# Exercise requirements
The full set of entries is to be printed exactly, with pictures excluded.

# Records provided

----------

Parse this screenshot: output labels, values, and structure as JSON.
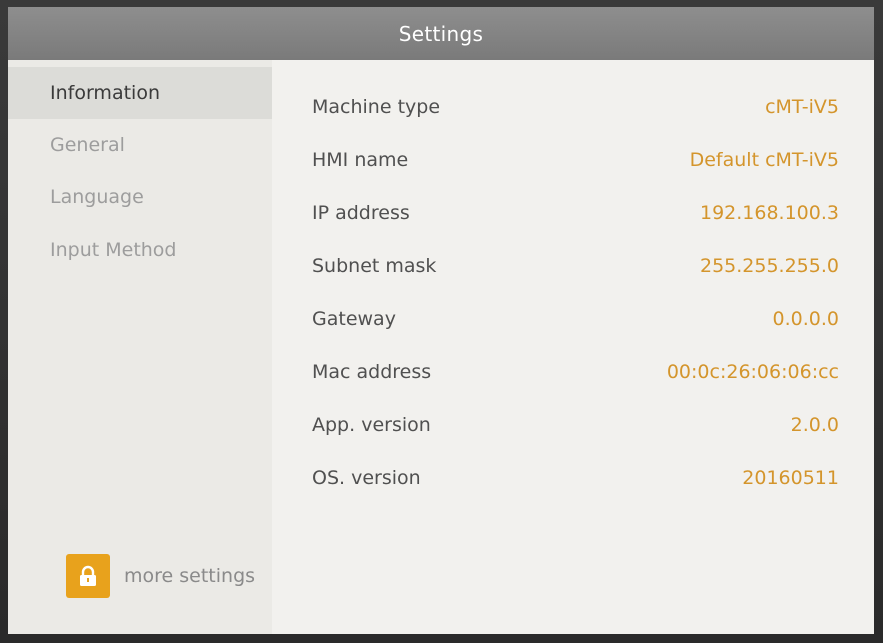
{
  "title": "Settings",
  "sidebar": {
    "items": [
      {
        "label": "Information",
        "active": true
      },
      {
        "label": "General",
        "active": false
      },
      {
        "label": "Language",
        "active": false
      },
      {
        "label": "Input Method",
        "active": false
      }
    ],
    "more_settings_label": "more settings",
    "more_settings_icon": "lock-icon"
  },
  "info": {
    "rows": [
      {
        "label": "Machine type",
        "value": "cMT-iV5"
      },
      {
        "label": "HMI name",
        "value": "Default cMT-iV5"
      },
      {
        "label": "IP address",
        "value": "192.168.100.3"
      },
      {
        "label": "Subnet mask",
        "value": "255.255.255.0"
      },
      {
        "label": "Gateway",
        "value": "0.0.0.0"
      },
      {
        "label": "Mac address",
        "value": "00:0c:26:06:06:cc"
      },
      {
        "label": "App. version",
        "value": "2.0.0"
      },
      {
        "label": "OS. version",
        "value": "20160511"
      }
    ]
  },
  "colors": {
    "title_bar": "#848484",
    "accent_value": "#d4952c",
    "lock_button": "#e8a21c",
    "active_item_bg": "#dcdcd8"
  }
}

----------

# Your response
Parse this screenshot: output labels, values, and structure as JSON.
{
  "title": "Settings",
  "sidebar": {
    "items": [
      {
        "label": "Information",
        "active": true
      },
      {
        "label": "General",
        "active": false
      },
      {
        "label": "Language",
        "active": false
      },
      {
        "label": "Input Method",
        "active": false
      }
    ],
    "more_settings_label": "more settings",
    "more_settings_icon": "lock-icon"
  },
  "info": {
    "rows": [
      {
        "label": "Machine type",
        "value": "cMT-iV5"
      },
      {
        "label": "HMI name",
        "value": "Default cMT-iV5"
      },
      {
        "label": "IP address",
        "value": "192.168.100.3"
      },
      {
        "label": "Subnet mask",
        "value": "255.255.255.0"
      },
      {
        "label": "Gateway",
        "value": "0.0.0.0"
      },
      {
        "label": "Mac address",
        "value": "00:0c:26:06:06:cc"
      },
      {
        "label": "App. version",
        "value": "2.0.0"
      },
      {
        "label": "OS. version",
        "value": "20160511"
      }
    ]
  },
  "colors": {
    "title_bar": "#848484",
    "accent_value": "#d4952c",
    "lock_button": "#e8a21c",
    "active_item_bg": "#dcdcd8"
  }
}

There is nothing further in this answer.